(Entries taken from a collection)
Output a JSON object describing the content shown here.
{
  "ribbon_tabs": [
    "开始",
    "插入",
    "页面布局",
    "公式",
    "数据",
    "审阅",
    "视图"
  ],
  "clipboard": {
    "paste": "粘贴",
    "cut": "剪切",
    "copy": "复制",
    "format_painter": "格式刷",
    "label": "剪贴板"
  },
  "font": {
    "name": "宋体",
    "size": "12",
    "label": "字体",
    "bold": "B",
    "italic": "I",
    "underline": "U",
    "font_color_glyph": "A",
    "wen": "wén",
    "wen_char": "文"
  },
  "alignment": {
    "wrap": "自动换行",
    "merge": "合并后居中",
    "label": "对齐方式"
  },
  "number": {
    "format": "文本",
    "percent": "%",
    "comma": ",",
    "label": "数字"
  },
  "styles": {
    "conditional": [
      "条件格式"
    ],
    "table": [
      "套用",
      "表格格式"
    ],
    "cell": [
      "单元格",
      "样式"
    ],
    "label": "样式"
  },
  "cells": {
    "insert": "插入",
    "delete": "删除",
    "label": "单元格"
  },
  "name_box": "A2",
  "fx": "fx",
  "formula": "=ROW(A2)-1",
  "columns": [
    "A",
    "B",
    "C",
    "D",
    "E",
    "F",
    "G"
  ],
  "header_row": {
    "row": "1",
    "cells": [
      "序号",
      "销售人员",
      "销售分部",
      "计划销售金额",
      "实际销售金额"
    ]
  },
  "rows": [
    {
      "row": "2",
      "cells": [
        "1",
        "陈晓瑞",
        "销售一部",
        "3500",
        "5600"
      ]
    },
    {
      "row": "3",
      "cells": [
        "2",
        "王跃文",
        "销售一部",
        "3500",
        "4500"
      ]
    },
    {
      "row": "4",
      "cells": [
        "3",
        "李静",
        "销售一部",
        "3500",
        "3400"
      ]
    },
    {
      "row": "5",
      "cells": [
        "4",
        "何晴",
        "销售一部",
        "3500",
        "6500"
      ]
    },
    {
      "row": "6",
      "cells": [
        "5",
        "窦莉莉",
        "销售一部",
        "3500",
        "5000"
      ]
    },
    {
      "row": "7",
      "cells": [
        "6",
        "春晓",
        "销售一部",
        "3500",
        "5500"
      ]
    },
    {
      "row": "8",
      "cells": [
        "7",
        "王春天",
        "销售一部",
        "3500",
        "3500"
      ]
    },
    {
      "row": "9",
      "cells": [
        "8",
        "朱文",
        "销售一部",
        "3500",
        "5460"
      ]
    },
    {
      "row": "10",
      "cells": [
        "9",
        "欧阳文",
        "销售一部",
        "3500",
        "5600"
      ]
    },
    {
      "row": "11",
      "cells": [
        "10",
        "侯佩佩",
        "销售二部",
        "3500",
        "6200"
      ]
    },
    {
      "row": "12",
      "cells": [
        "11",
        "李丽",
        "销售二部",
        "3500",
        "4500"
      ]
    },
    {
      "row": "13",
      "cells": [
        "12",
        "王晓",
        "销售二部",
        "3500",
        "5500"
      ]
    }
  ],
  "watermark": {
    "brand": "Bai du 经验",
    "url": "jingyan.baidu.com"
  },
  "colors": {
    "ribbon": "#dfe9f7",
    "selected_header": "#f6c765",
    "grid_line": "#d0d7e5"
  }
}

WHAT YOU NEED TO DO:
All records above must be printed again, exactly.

SOLUTION TO THIS TASK:
Output a JSON object describing the content shown here.
{
  "ribbon_tabs": [
    "开始",
    "插入",
    "页面布局",
    "公式",
    "数据",
    "审阅",
    "视图"
  ],
  "clipboard": {
    "paste": "粘贴",
    "cut": "剪切",
    "copy": "复制",
    "format_painter": "格式刷",
    "label": "剪贴板"
  },
  "font": {
    "name": "宋体",
    "size": "12",
    "label": "字体",
    "bold": "B",
    "italic": "I",
    "underline": "U",
    "font_color_glyph": "A",
    "wen": "wén",
    "wen_char": "文"
  },
  "alignment": {
    "wrap": "自动换行",
    "merge": "合并后居中",
    "label": "对齐方式"
  },
  "number": {
    "format": "文本",
    "percent": "%",
    "comma": ",",
    "label": "数字"
  },
  "styles": {
    "conditional": [
      "条件格式"
    ],
    "table": [
      "套用",
      "表格格式"
    ],
    "cell": [
      "单元格",
      "样式"
    ],
    "label": "样式"
  },
  "cells": {
    "insert": "插入",
    "delete": "删除",
    "label": "单元格"
  },
  "name_box": "A2",
  "fx": "fx",
  "formula": "=ROW(A2)-1",
  "columns": [
    "A",
    "B",
    "C",
    "D",
    "E",
    "F",
    "G"
  ],
  "header_row": {
    "row": "1",
    "cells": [
      "序号",
      "销售人员",
      "销售分部",
      "计划销售金额",
      "实际销售金额"
    ]
  },
  "rows": [
    {
      "row": "2",
      "cells": [
        "1",
        "陈晓瑞",
        "销售一部",
        "3500",
        "5600"
      ]
    },
    {
      "row": "3",
      "cells": [
        "2",
        "王跃文",
        "销售一部",
        "3500",
        "4500"
      ]
    },
    {
      "row": "4",
      "cells": [
        "3",
        "李静",
        "销售一部",
        "3500",
        "3400"
      ]
    },
    {
      "row": "5",
      "cells": [
        "4",
        "何晴",
        "销售一部",
        "3500",
        "6500"
      ]
    },
    {
      "row": "6",
      "cells": [
        "5",
        "窦莉莉",
        "销售一部",
        "3500",
        "5000"
      ]
    },
    {
      "row": "7",
      "cells": [
        "6",
        "春晓",
        "销售一部",
        "3500",
        "5500"
      ]
    },
    {
      "row": "8",
      "cells": [
        "7",
        "王春天",
        "销售一部",
        "3500",
        "3500"
      ]
    },
    {
      "row": "9",
      "cells": [
        "8",
        "朱文",
        "销售一部",
        "3500",
        "5460"
      ]
    },
    {
      "row": "10",
      "cells": [
        "9",
        "欧阳文",
        "销售一部",
        "3500",
        "5600"
      ]
    },
    {
      "row": "11",
      "cells": [
        "10",
        "侯佩佩",
        "销售二部",
        "3500",
        "6200"
      ]
    },
    {
      "row": "12",
      "cells": [
        "11",
        "李丽",
        "销售二部",
        "3500",
        "4500"
      ]
    },
    {
      "row": "13",
      "cells": [
        "12",
        "王晓",
        "销售二部",
        "3500",
        "5500"
      ]
    }
  ],
  "watermark": {
    "brand": "Bai du 经验",
    "url": "jingyan.baidu.com"
  },
  "colors": {
    "ribbon": "#dfe9f7",
    "selected_header": "#f6c765",
    "grid_line": "#d0d7e5"
  }
}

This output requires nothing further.